SOURCE MATERIAL Start Marker
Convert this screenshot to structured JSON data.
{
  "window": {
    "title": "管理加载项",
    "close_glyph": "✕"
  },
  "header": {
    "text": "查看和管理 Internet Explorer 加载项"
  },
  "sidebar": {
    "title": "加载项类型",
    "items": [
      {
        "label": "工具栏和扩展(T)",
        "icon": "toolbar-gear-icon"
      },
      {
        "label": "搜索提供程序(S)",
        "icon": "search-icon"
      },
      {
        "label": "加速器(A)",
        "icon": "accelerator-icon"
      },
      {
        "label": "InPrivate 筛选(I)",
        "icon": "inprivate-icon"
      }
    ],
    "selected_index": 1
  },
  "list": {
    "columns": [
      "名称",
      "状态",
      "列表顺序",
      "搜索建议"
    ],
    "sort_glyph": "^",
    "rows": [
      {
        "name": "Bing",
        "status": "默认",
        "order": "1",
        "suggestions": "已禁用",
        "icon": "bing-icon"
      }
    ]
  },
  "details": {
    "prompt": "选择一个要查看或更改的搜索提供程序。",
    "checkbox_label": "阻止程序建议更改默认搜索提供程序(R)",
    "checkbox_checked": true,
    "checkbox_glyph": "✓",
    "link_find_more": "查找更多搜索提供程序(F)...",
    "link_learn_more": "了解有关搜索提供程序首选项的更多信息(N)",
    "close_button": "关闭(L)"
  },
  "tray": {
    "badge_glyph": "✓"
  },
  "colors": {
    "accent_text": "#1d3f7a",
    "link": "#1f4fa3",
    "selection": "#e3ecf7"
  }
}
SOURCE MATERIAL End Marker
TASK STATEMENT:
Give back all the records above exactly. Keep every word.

EXERCISE OUTPUT:
Convert this screenshot to structured JSON data.
{
  "window": {
    "title": "管理加载项",
    "close_glyph": "✕"
  },
  "header": {
    "text": "查看和管理 Internet Explorer 加载项"
  },
  "sidebar": {
    "title": "加载项类型",
    "items": [
      {
        "label": "工具栏和扩展(T)",
        "icon": "toolbar-gear-icon"
      },
      {
        "label": "搜索提供程序(S)",
        "icon": "search-icon"
      },
      {
        "label": "加速器(A)",
        "icon": "accelerator-icon"
      },
      {
        "label": "InPrivate 筛选(I)",
        "icon": "inprivate-icon"
      }
    ],
    "selected_index": 1
  },
  "list": {
    "columns": [
      "名称",
      "状态",
      "列表顺序",
      "搜索建议"
    ],
    "sort_glyph": "^",
    "rows": [
      {
        "name": "Bing",
        "status": "默认",
        "order": "1",
        "suggestions": "已禁用",
        "icon": "bing-icon"
      }
    ]
  },
  "details": {
    "prompt": "选择一个要查看或更改的搜索提供程序。",
    "checkbox_label": "阻止程序建议更改默认搜索提供程序(R)",
    "checkbox_checked": true,
    "checkbox_glyph": "✓",
    "link_find_more": "查找更多搜索提供程序(F)...",
    "link_learn_more": "了解有关搜索提供程序首选项的更多信息(N)",
    "close_button": "关闭(L)"
  },
  "tray": {
    "badge_glyph": "✓"
  },
  "colors": {
    "accent_text": "#1d3f7a",
    "link": "#1f4fa3",
    "selection": "#e3ecf7"
  }
}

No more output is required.